[SUPPLIED RECORDS Boundary: Start]

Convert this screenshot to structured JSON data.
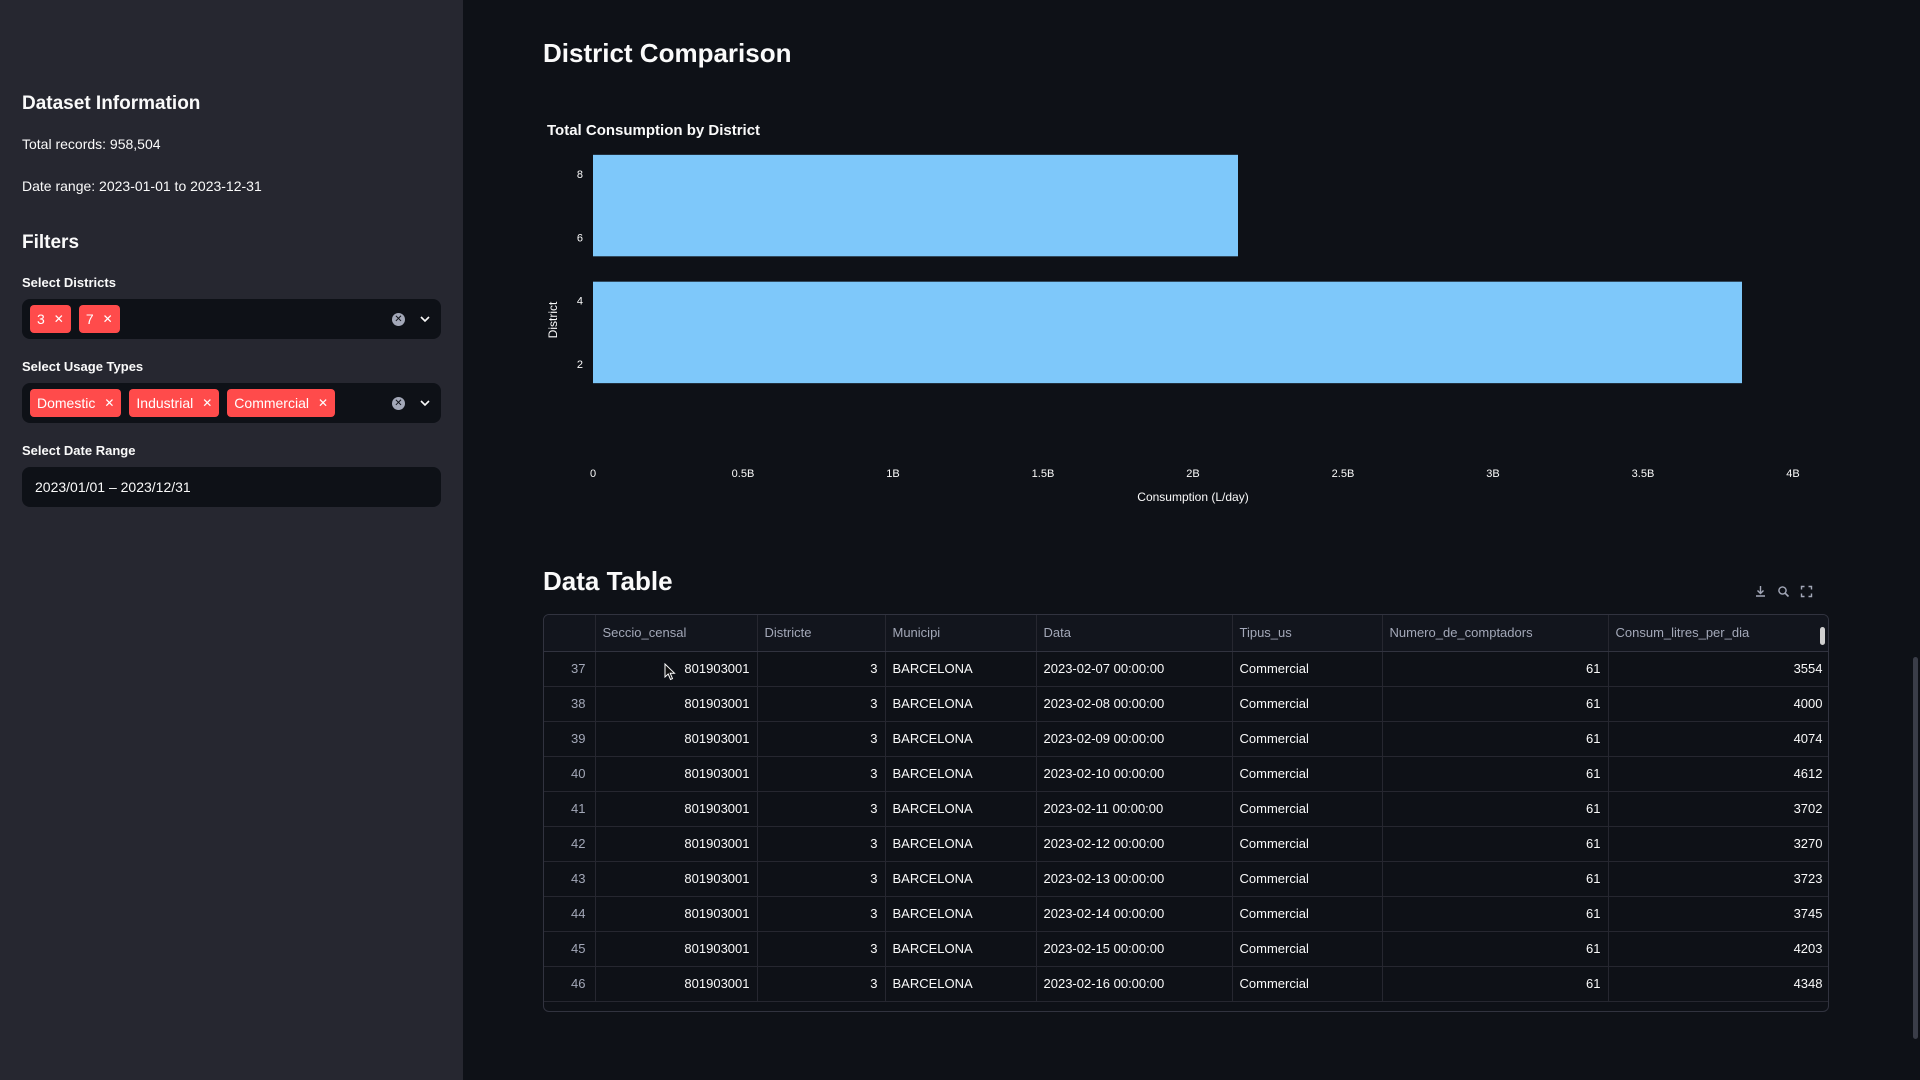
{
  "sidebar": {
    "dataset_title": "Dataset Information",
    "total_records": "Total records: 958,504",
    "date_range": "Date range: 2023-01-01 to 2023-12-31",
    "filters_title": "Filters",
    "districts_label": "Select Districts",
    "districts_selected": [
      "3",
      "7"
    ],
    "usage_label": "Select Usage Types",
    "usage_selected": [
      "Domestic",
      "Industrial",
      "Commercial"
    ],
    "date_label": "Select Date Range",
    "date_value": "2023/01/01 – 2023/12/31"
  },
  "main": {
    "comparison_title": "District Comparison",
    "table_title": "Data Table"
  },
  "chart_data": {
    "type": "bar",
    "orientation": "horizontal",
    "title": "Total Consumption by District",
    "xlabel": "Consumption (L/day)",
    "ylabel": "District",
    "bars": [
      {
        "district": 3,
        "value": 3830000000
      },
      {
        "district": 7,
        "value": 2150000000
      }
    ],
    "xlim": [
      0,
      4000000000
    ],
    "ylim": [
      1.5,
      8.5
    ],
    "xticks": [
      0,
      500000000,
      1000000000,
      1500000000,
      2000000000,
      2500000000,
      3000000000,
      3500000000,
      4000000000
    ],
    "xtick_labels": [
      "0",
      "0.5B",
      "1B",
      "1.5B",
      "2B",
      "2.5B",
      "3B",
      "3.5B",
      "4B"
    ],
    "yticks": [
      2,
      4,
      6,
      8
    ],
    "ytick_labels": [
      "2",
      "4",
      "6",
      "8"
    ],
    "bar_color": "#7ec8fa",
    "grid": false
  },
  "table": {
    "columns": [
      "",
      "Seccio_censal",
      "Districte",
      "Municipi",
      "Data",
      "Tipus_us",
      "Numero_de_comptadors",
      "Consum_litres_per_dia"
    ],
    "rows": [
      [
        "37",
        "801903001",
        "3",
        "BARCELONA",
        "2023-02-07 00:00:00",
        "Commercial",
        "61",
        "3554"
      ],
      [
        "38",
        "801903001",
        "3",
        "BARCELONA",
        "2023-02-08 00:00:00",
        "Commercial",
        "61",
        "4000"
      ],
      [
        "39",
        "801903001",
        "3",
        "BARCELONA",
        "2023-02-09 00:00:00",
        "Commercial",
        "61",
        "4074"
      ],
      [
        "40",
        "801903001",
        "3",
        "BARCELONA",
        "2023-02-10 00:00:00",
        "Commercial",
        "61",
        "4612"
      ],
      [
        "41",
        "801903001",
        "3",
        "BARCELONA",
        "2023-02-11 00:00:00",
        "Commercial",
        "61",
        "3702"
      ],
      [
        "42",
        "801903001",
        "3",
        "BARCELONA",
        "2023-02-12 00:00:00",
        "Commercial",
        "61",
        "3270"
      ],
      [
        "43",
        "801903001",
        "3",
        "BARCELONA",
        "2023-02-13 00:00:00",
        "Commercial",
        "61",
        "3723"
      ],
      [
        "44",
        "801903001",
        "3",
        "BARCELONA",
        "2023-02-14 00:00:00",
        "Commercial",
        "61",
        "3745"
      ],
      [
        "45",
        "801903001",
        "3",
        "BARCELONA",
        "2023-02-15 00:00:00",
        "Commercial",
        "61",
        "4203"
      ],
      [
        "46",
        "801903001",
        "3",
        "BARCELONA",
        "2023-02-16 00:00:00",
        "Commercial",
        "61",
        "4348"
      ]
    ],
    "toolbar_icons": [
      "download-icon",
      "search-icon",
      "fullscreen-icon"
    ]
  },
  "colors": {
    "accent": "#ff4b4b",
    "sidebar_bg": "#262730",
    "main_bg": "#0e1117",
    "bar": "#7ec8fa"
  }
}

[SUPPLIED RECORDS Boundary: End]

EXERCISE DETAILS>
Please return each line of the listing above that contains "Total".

SOLUTION BELOW>
    "total_records": "Total records: 958,504",
    "title": "Total Consumption by District",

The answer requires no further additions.